of the structure into a large imposing stone edifice.
The most important visual element was the imposing
tower, over four stories in height, built next to
the original staircase tower. A new porte-cochere
was added and the old one transformed into a glass
walled vestibule. The new dining room, bedrooms and
servants quarters occupied the remainder of the North
In designing the addition, Davis created interiors
on a grander and considerably more elaborate scale.
He made extensive use of molded plaster, wood paneling
and stone detailing. During this period of construction
two gate lodges, two cottages and impressive stone
walls on the Broadway (Route 9) frontage were erected
and the stables were enlarged.
Unfortunately, Merritt's enjoyment of his new grand
residence was very short lived. He died in 1873 of
a kidney ailment, only six years after completion
of the remodeling. Mrs. Merrit put the house up for
Enter Jay Gould, the well known railroad magnate
and Wall Street tycoon and inside trader. He purchased
Lyndenhurst for the amount of $255,000 in 1880 and
shortened the name to Lyndhurst. By this time the
Hudson Valley had lost its allure and prominence in
New York City society to places like Newport, but
this suited Gould completely owing to his unpopularity
in society stemming from his financial dealings and
manipulations. He and his family happily resided at
Lyndhurst during the warmer months and on special
The Goulds changed little during their ownership except
for completely redecorating the Parlor in the then fashionable
Aesthetic Style and the replacement of much of the simple
wooden flooring to parquet.
After Jay Gould's death in 1892, the house was purchased
by his daughter Helen Miller Gould from the heirs.
Like her father, Helen Miller Gould lived a quiet
live at Lyndhurst. Possibly to compensate for some
of her father's perceived wrong doings, Helen became
a world-renowned philanthropist. She made few changes
to the house except for the addition of several small

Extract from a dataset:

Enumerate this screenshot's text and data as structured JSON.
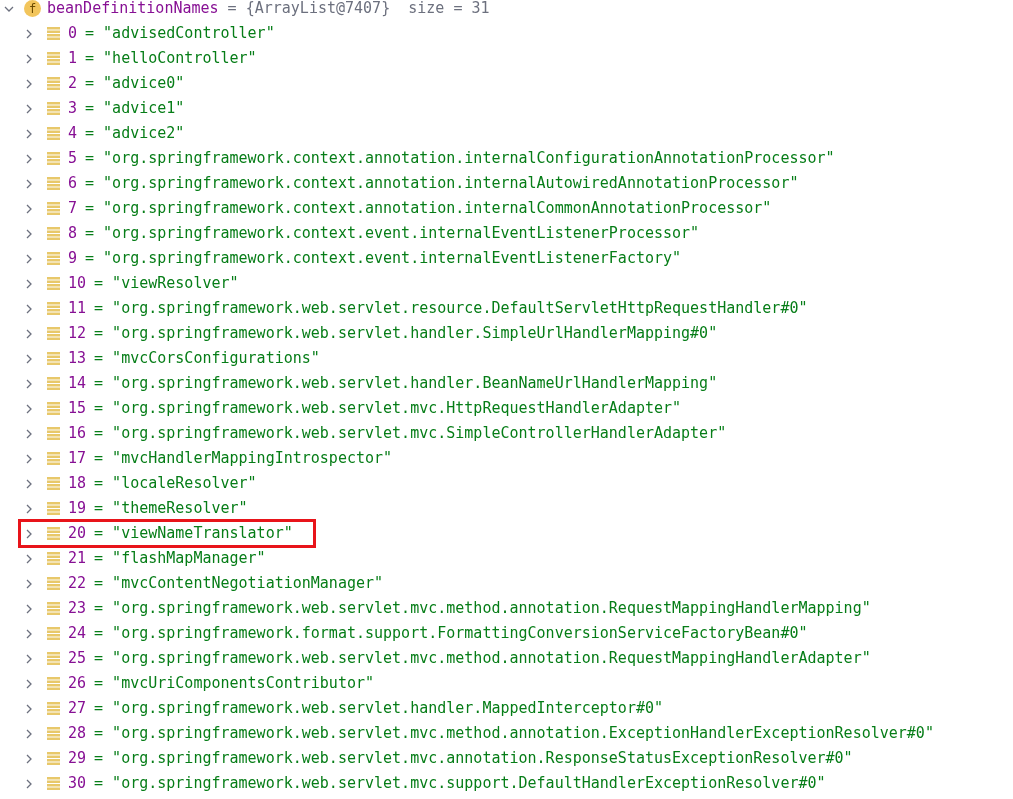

structures on the grounds and another redecoration
of the Parlor prior to her wedding, at Lyndhurst,
to Finley Shepard, a railroad executive.

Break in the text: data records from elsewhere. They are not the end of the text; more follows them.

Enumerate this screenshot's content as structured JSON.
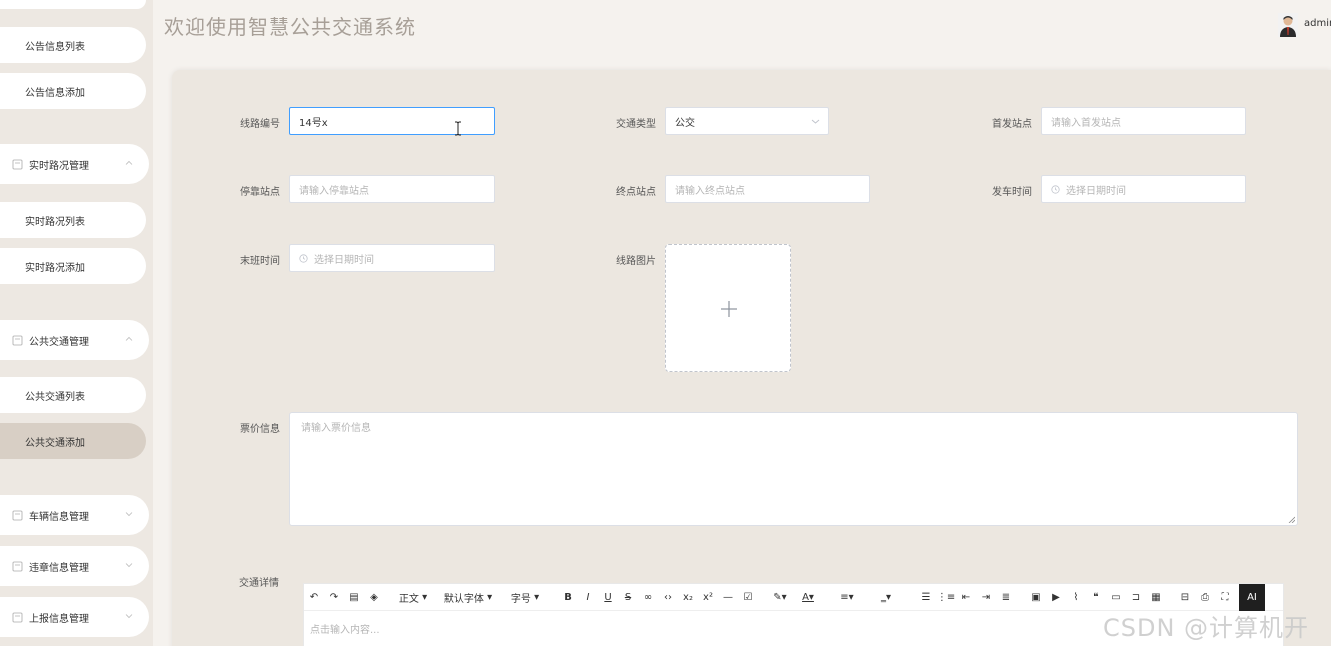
{
  "header": {
    "title": "欢迎使用智慧公共交通系统",
    "username": "admin"
  },
  "sidebar": {
    "items": [
      {
        "label": "公告信息列表",
        "type": "sub"
      },
      {
        "label": "公告信息添加",
        "type": "sub"
      },
      {
        "label": "实时路况管理",
        "type": "group"
      },
      {
        "label": "实时路况列表",
        "type": "sub"
      },
      {
        "label": "实时路况添加",
        "type": "sub"
      },
      {
        "label": "公共交通管理",
        "type": "group"
      },
      {
        "label": "公共交通列表",
        "type": "sub"
      },
      {
        "label": "公共交通添加",
        "type": "sub",
        "active": true
      },
      {
        "label": "车辆信息管理",
        "type": "group"
      },
      {
        "label": "违章信息管理",
        "type": "group"
      },
      {
        "label": "上报信息管理",
        "type": "group"
      }
    ]
  },
  "form": {
    "route_no": {
      "label": "线路编号",
      "value": "14号x"
    },
    "transport_type": {
      "label": "交通类型",
      "value": "公交"
    },
    "first_station": {
      "label": "首发站点",
      "placeholder": "请输入首发站点"
    },
    "stop_station": {
      "label": "停靠站点",
      "placeholder": "请输入停靠站点"
    },
    "end_station": {
      "label": "终点站点",
      "placeholder": "请输入终点站点"
    },
    "depart_time": {
      "label": "发车时间",
      "placeholder": "选择日期时间"
    },
    "last_time": {
      "label": "末班时间",
      "placeholder": "选择日期时间"
    },
    "route_image": {
      "label": "线路图片"
    },
    "fare": {
      "label": "票价信息",
      "placeholder": "请输入票价信息"
    },
    "details": {
      "label": "交通详情",
      "placeholder": "点击输入内容..."
    }
  },
  "toolbar": {
    "paragraph": "正文",
    "font": "默认字体",
    "size": "字号",
    "ai": "AI"
  },
  "watermark": "CSDN @计算机开发",
  "colors": {
    "accent": "#409eff",
    "sidebar_active": "#d8cfc5",
    "panel": "#ece7e0"
  }
}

Helen Gould's sister, Anna, married Paul Ernest Boniface,
Comte de Castellane, in 1895 and had gone to live
in France. Despite their three sons, the marriage
ended unhappily in 1905 when it was annulled. Anna

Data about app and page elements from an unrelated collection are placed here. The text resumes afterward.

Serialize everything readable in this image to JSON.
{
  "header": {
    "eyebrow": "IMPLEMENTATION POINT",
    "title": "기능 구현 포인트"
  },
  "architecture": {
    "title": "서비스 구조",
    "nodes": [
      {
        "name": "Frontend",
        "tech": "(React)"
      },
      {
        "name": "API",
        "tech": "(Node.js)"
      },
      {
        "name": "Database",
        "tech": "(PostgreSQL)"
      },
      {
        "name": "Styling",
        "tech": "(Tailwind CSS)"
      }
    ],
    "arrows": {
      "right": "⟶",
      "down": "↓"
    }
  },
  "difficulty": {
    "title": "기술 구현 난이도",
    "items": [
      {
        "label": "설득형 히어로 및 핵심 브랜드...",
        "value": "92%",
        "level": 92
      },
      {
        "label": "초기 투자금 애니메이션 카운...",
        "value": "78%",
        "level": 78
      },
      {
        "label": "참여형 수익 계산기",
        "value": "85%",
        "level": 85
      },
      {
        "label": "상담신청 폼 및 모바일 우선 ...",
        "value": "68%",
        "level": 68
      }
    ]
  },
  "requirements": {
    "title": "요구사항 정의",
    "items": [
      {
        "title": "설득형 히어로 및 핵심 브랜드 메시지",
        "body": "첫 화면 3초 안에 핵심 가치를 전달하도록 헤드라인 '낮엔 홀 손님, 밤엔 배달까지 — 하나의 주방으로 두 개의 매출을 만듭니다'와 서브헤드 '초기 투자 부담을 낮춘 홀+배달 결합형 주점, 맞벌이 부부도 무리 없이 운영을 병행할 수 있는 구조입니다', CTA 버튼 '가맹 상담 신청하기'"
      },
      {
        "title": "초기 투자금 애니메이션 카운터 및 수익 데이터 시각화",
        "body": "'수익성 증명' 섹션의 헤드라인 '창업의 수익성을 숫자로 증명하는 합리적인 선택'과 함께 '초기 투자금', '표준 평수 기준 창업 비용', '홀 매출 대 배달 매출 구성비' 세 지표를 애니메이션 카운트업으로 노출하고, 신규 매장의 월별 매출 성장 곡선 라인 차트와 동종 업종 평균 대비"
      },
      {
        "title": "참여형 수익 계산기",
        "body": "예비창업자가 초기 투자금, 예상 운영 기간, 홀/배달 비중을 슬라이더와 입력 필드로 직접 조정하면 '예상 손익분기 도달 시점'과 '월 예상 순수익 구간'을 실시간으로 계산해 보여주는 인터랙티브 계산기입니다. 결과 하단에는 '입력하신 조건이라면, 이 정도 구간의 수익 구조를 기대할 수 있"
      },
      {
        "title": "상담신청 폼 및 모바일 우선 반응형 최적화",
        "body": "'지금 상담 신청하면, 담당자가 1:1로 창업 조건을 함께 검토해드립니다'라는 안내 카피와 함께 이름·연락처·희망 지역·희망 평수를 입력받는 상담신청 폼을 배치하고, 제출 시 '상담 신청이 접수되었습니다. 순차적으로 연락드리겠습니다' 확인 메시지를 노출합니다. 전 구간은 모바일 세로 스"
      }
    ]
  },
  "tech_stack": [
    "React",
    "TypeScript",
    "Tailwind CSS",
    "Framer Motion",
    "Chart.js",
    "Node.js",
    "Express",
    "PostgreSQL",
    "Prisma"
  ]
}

remained in France and in 1908 married Boniface's
cousin Helie de Talleyrand-Perigord who had the two
titles of Prince and Duc, and they had two more children.
After the death of her husband in 1937 and her sister
Helen in 1938 and with the outbreak of war in 1939,
Anna, Dutchess of Talleyrand-Perigord, returned to
America and took up residence at the Plaza Hotel.
She became the last private owner of Lyndhurst. She
kept the home staffed and periodically visited. Anna
was a prolific collector of French antiques and furnishings,
but did little to the interiors of Lyndhurst, except
for her complete redecoration of her private suite
and the guest room immediately adjacent. These rooms,
filled with European furniture and textiles, are known
today as the "Dutchess's Suite."
In 1961 Anna died and left Lyndhurst, all its land,
and an endowment fund for maintenance to the National
Trust for Historic Preservation. Her French heirs
contested the will and after a number of years an
agreement was reached granting Lyndhurst and 67 acres
of it's land to the National Trust and the endowment
to the heirs.
Today Lyndhurst is owned and operated by the National
Trust for Historic Preservation and is open to visitors.
Lyndhurst may be visited from May through October
except Mondays, from 10am to 5pm. The last tour of
the house begins at 4:15pm daily.
From November through April the house and grounds
are open on weekends only from 10am to 3:30pm.
Lyndhurst is closed on Thanksgiving, Christmas and
New Years Days.
There is a small admission charge to the grounds
and another for a tour of the house. There is a museum
shop and cafe located in the Arnold and Marie Schwartz
Visitor Center in the Carriage House Complex.
Special Tours for groups of 10 or more can be arranged
by contacting the main office at (914)631-4481, press
Lyndhurst is located approximately one half mile
south of the New York State Thruway (I-87) interchange
at the Tappan Zee Bridge and Route 9. Lyndhurst is
accessible from Manhattan via Metro-North Commuter
Railroad service to Tarrytown.